A Service of brainline.org
Diagnosing & Treating Brain Injury
As of 2011, more than 212,000 service members sustained a TBI, many from blast injuries — the primary cause of TBI in combat. And symptoms of post-traumatic stress disorder and TBI often overlap, making diagnosis and treatment more challenging.
Brain injuries in Iraq or Afghanistan have triggered the most advanced medical trauma response in history. Because of this highly advanced care, survival rates are higher than in any previous wars.
Once diagnosed, TBI is treated by a complex plan of medical rehabilitation, which can include a combination of rest, physical and occupational therapy, psychotherapy, and medication.
Senior Chief Petty Officer Ed Rasmussen: Finding Help After a TBI
Wireless Sensor Enables Study of Blast-Induced TBI

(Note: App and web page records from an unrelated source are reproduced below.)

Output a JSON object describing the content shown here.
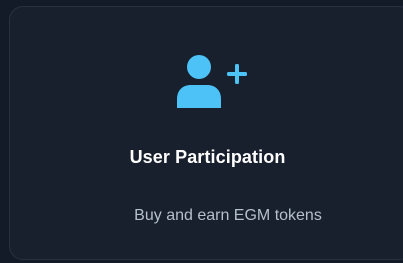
{
  "card": {
    "icon": "user-plus-icon",
    "title": "User Participation",
    "description": "Buy and earn EGM tokens"
  },
  "colors": {
    "page_background": "#131b28",
    "card_background": "#18202e",
    "accent": "#4cc2f6",
    "title": "#ffffff",
    "description": "#b6bfcc"
  }
}
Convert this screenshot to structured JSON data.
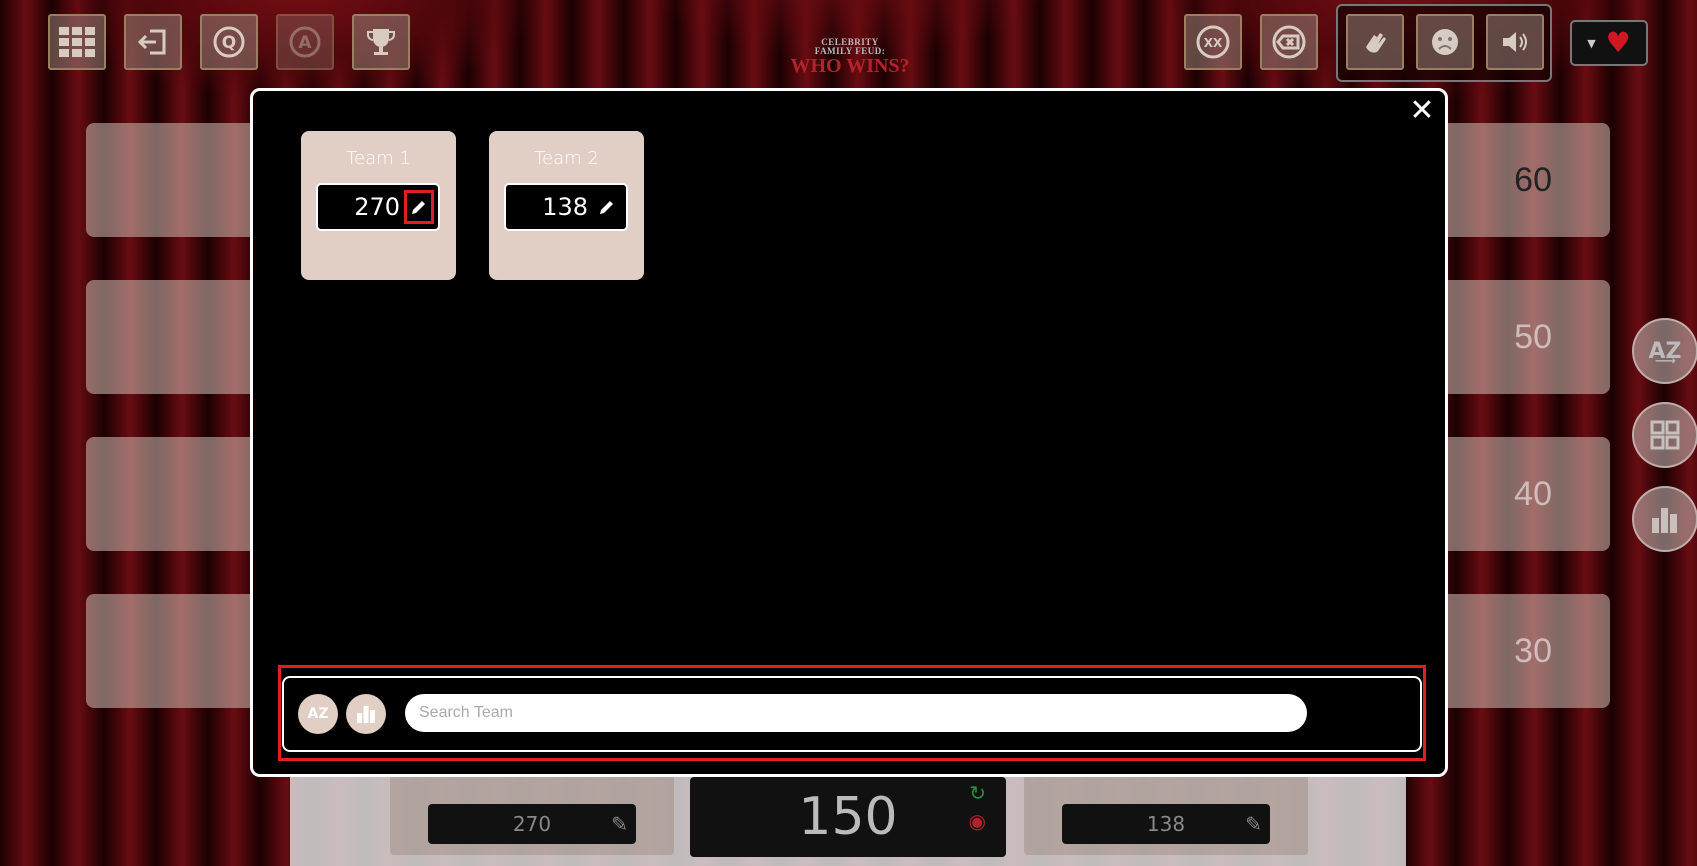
{
  "header": {
    "logo_line1": "CELEBRITY",
    "logo_line2": "FAMILY FEUD:",
    "logo_title": "WHO WINS?"
  },
  "toolbar": {
    "left_icons": [
      "grid-icon",
      "exit-icon",
      "question-icon",
      "answer-icon",
      "trophy-icon"
    ],
    "right_icons": [
      "strike-icon",
      "backspace-icon"
    ],
    "sound_icons": [
      "clap-icon",
      "sad-face-icon",
      "speaker-icon"
    ],
    "heart": "♥"
  },
  "board": {
    "values": [
      "60",
      "50",
      "40",
      "30"
    ]
  },
  "bottom": {
    "team1_score": "270",
    "team2_score": "138",
    "round_score": "150"
  },
  "modal": {
    "teams": [
      {
        "name": "Team 1",
        "score": "270"
      },
      {
        "name": "Team 2",
        "score": "138"
      }
    ],
    "sort_az_label": "AZ",
    "search_placeholder": "Search Team",
    "search_value": ""
  },
  "colors": {
    "card_bg": "#e1cfc5",
    "highlight": "#e02020",
    "curtain": "#a1141c"
  }
}
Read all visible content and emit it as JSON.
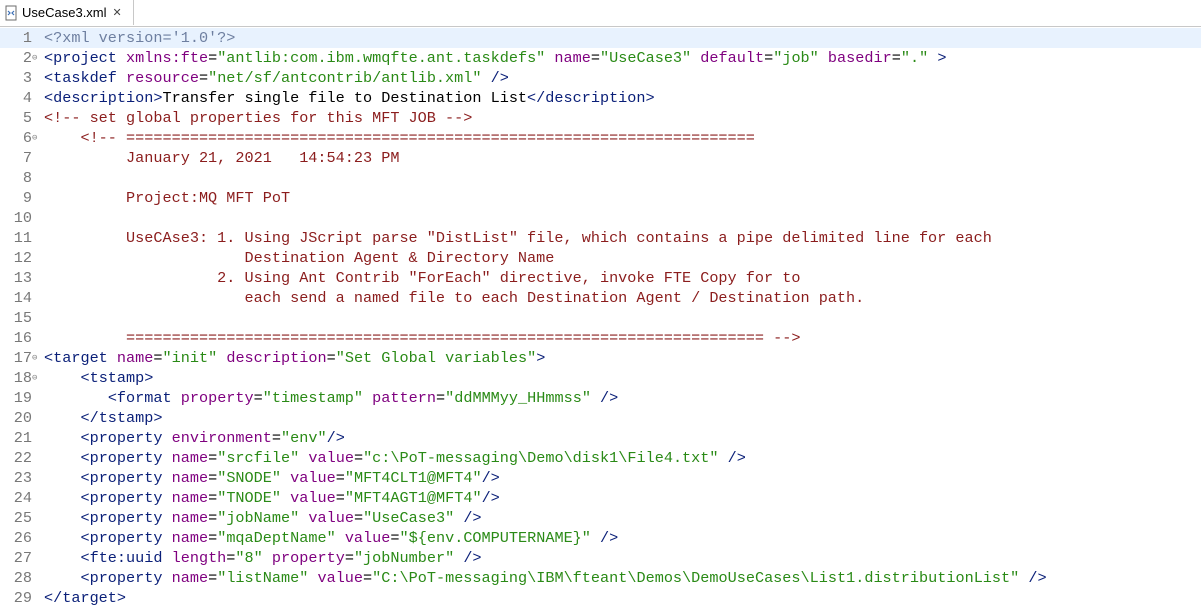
{
  "tab": {
    "title": "UseCase3.xml",
    "close_glyph": "✕"
  },
  "line_numbers": [
    "1",
    "2",
    "3",
    "4",
    "5",
    "6",
    "7",
    "8",
    "9",
    "10",
    "11",
    "12",
    "13",
    "14",
    "15",
    "16",
    "17",
    "18",
    "19",
    "20",
    "21",
    "22",
    "23",
    "24",
    "25",
    "26",
    "27",
    "28",
    "29"
  ],
  "fold_glyph": "⊖",
  "lines": [
    [
      {
        "c": "pi",
        "t": "<?xml version='1.0'?>"
      }
    ],
    [
      {
        "c": "t",
        "t": "<project "
      },
      {
        "c": "a",
        "t": "xmlns:fte"
      },
      {
        "c": "x",
        "t": "="
      },
      {
        "c": "v",
        "t": "\"antlib:com.ibm.wmqfte.ant.taskdefs\""
      },
      {
        "c": "x",
        "t": " "
      },
      {
        "c": "a",
        "t": "name"
      },
      {
        "c": "x",
        "t": "="
      },
      {
        "c": "v",
        "t": "\"UseCase3\""
      },
      {
        "c": "x",
        "t": " "
      },
      {
        "c": "a",
        "t": "default"
      },
      {
        "c": "x",
        "t": "="
      },
      {
        "c": "v",
        "t": "\"job\""
      },
      {
        "c": "x",
        "t": " "
      },
      {
        "c": "a",
        "t": "basedir"
      },
      {
        "c": "x",
        "t": "="
      },
      {
        "c": "v",
        "t": "\".\""
      },
      {
        "c": "t",
        "t": " >"
      }
    ],
    [
      {
        "c": "t",
        "t": "<taskdef "
      },
      {
        "c": "a",
        "t": "resource"
      },
      {
        "c": "x",
        "t": "="
      },
      {
        "c": "v",
        "t": "\"net/sf/antcontrib/antlib.xml\""
      },
      {
        "c": "t",
        "t": " />"
      }
    ],
    [
      {
        "c": "t",
        "t": "<description>"
      },
      {
        "c": "x",
        "t": "Transfer single file to Destination List"
      },
      {
        "c": "t",
        "t": "</description>"
      }
    ],
    [
      {
        "c": "c",
        "t": "<!-- set global properties for this MFT JOB -->"
      }
    ],
    [
      {
        "c": "c",
        "t": "    <!-- ====================================================================="
      }
    ],
    [
      {
        "c": "c",
        "t": "         January 21, 2021   14:54:23 PM"
      }
    ],
    [
      {
        "c": "c",
        "t": ""
      }
    ],
    [
      {
        "c": "c",
        "t": "         Project:MQ MFT PoT"
      }
    ],
    [
      {
        "c": "c",
        "t": ""
      }
    ],
    [
      {
        "c": "c",
        "t": "         UseCAse3: 1. Using JScript parse \"DistList\" file, which contains a pipe delimited line for each"
      }
    ],
    [
      {
        "c": "c",
        "t": "                      Destination Agent & Directory Name"
      }
    ],
    [
      {
        "c": "c",
        "t": "                   2. Using Ant Contrib \"ForEach\" directive, invoke FTE Copy for to"
      }
    ],
    [
      {
        "c": "c",
        "t": "                      each send a named file to each Destination Agent / Destination path."
      }
    ],
    [
      {
        "c": "c",
        "t": ""
      }
    ],
    [
      {
        "c": "c",
        "t": "         ====================================================================== -->"
      }
    ],
    [
      {
        "c": "t",
        "t": "<target "
      },
      {
        "c": "a",
        "t": "name"
      },
      {
        "c": "x",
        "t": "="
      },
      {
        "c": "v",
        "t": "\"init\""
      },
      {
        "c": "x",
        "t": " "
      },
      {
        "c": "a",
        "t": "description"
      },
      {
        "c": "x",
        "t": "="
      },
      {
        "c": "v",
        "t": "\"Set Global variables\""
      },
      {
        "c": "t",
        "t": ">"
      }
    ],
    [
      {
        "c": "x",
        "t": "    "
      },
      {
        "c": "t",
        "t": "<tstamp>"
      }
    ],
    [
      {
        "c": "x",
        "t": "       "
      },
      {
        "c": "t",
        "t": "<format "
      },
      {
        "c": "a",
        "t": "property"
      },
      {
        "c": "x",
        "t": "="
      },
      {
        "c": "v",
        "t": "\"timestamp\""
      },
      {
        "c": "x",
        "t": " "
      },
      {
        "c": "a",
        "t": "pattern"
      },
      {
        "c": "x",
        "t": "="
      },
      {
        "c": "v",
        "t": "\"ddMMMyy_HHmmss\""
      },
      {
        "c": "t",
        "t": " />"
      }
    ],
    [
      {
        "c": "x",
        "t": "    "
      },
      {
        "c": "t",
        "t": "</tstamp>"
      }
    ],
    [
      {
        "c": "x",
        "t": "    "
      },
      {
        "c": "t",
        "t": "<property "
      },
      {
        "c": "a",
        "t": "environment"
      },
      {
        "c": "x",
        "t": "="
      },
      {
        "c": "v",
        "t": "\"env\""
      },
      {
        "c": "t",
        "t": "/>"
      }
    ],
    [
      {
        "c": "x",
        "t": "    "
      },
      {
        "c": "t",
        "t": "<property "
      },
      {
        "c": "a",
        "t": "name"
      },
      {
        "c": "x",
        "t": "="
      },
      {
        "c": "v",
        "t": "\"srcfile\""
      },
      {
        "c": "x",
        "t": " "
      },
      {
        "c": "a",
        "t": "value"
      },
      {
        "c": "x",
        "t": "="
      },
      {
        "c": "v",
        "t": "\"c:\\PoT-messaging\\Demo\\disk1\\File4.txt\""
      },
      {
        "c": "t",
        "t": " />"
      }
    ],
    [
      {
        "c": "x",
        "t": "    "
      },
      {
        "c": "t",
        "t": "<property "
      },
      {
        "c": "a",
        "t": "name"
      },
      {
        "c": "x",
        "t": "="
      },
      {
        "c": "v",
        "t": "\"SNODE\""
      },
      {
        "c": "x",
        "t": " "
      },
      {
        "c": "a",
        "t": "value"
      },
      {
        "c": "x",
        "t": "="
      },
      {
        "c": "v",
        "t": "\"MFT4CLT1@MFT4\""
      },
      {
        "c": "t",
        "t": "/>"
      }
    ],
    [
      {
        "c": "x",
        "t": "    "
      },
      {
        "c": "t",
        "t": "<property "
      },
      {
        "c": "a",
        "t": "name"
      },
      {
        "c": "x",
        "t": "="
      },
      {
        "c": "v",
        "t": "\"TNODE\""
      },
      {
        "c": "x",
        "t": " "
      },
      {
        "c": "a",
        "t": "value"
      },
      {
        "c": "x",
        "t": "="
      },
      {
        "c": "v",
        "t": "\"MFT4AGT1@MFT4\""
      },
      {
        "c": "t",
        "t": "/>"
      }
    ],
    [
      {
        "c": "x",
        "t": "    "
      },
      {
        "c": "t",
        "t": "<property "
      },
      {
        "c": "a",
        "t": "name"
      },
      {
        "c": "x",
        "t": "="
      },
      {
        "c": "v",
        "t": "\"jobName\""
      },
      {
        "c": "x",
        "t": " "
      },
      {
        "c": "a",
        "t": "value"
      },
      {
        "c": "x",
        "t": "="
      },
      {
        "c": "v",
        "t": "\"UseCase3\""
      },
      {
        "c": "t",
        "t": " />"
      }
    ],
    [
      {
        "c": "x",
        "t": "    "
      },
      {
        "c": "t",
        "t": "<property "
      },
      {
        "c": "a",
        "t": "name"
      },
      {
        "c": "x",
        "t": "="
      },
      {
        "c": "v",
        "t": "\"mqaDeptName\""
      },
      {
        "c": "x",
        "t": " "
      },
      {
        "c": "a",
        "t": "value"
      },
      {
        "c": "x",
        "t": "="
      },
      {
        "c": "v",
        "t": "\"${env.COMPUTERNAME}\""
      },
      {
        "c": "t",
        "t": " />"
      }
    ],
    [
      {
        "c": "x",
        "t": "    "
      },
      {
        "c": "t",
        "t": "<fte:uuid "
      },
      {
        "c": "a",
        "t": "length"
      },
      {
        "c": "x",
        "t": "="
      },
      {
        "c": "v",
        "t": "\"8\""
      },
      {
        "c": "x",
        "t": " "
      },
      {
        "c": "a",
        "t": "property"
      },
      {
        "c": "x",
        "t": "="
      },
      {
        "c": "v",
        "t": "\"jobNumber\""
      },
      {
        "c": "t",
        "t": " />"
      }
    ],
    [
      {
        "c": "x",
        "t": "    "
      },
      {
        "c": "t",
        "t": "<property "
      },
      {
        "c": "a",
        "t": "name"
      },
      {
        "c": "x",
        "t": "="
      },
      {
        "c": "v",
        "t": "\"listName\""
      },
      {
        "c": "x",
        "t": " "
      },
      {
        "c": "a",
        "t": "value"
      },
      {
        "c": "x",
        "t": "="
      },
      {
        "c": "v",
        "t": "\"C:\\PoT-messaging\\IBM\\fteant\\Demos\\DemoUseCases\\List1.distributionList\""
      },
      {
        "c": "t",
        "t": " />"
      }
    ],
    [
      {
        "c": "t",
        "t": "</target>"
      }
    ]
  ]
}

More Diagnosing & Treating Brain Injury
Dealing with Alcohol and Drugs
May 18, 2015
Treating Concussion and Co-Occuring Conditions at the Primary Care Level

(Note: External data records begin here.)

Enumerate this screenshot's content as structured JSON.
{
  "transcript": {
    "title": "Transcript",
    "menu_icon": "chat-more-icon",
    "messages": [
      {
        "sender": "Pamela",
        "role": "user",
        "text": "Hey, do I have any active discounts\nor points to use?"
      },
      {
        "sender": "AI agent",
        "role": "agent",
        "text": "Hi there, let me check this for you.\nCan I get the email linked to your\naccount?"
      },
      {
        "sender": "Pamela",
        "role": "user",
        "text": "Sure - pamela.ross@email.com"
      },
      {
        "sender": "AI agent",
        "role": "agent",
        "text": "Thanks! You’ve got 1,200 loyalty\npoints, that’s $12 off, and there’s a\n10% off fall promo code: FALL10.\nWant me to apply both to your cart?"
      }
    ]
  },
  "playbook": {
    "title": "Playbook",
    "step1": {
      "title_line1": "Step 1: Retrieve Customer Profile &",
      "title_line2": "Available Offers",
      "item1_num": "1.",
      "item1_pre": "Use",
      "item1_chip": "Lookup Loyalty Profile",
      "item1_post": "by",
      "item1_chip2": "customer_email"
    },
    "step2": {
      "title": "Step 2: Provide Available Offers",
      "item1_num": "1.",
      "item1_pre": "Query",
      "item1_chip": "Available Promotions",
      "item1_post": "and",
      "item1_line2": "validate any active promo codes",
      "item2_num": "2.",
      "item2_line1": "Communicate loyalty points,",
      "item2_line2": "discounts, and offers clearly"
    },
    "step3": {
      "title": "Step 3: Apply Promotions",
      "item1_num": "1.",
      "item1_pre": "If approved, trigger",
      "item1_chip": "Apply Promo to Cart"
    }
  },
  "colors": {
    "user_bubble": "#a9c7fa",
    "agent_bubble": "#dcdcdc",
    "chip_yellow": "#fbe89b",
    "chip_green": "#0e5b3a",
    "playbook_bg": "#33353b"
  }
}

July 15, 2014
Oftentimes, though in a civilian population, what you're dealing with isn't an acute concussion. You're dealing with these co-occurring conditions which have been brewing for a long time…
Tools for Recognizing Concussions in Theater
June 30, 2014
Col. Sidney Hinds, MD talks about guidelines and systems used in the combat setting to help diagnose concussion — from the MACE card to the incidence-based reporting system.
The Move to an Incident-Reporting System to Identify and Treat Concussions
June 30, 2014
Col. Sidney Hinds, MD talks about why an incident-reporting system of concussions in combat is more effective than a patient- or symptom-reporting system.
A video blog by Veteran Adam Anicich
BrainLine Military Blogger Adam Anicich Says Thank You and Goodbye for Now
Adam thanks you — his blog viewers and supporters — and encourages you to continue the discussion and awareness raising about TBI and PTSD; the battle does not stop here.
At College, Move Beyond the Stigma of Asking for Help After a Brain Injury
If extra time on a test or memory aids can make life easier during college, why not use them? Adam talks about moving past the "stigma" of using disability services and getting the help you need to succeed in college.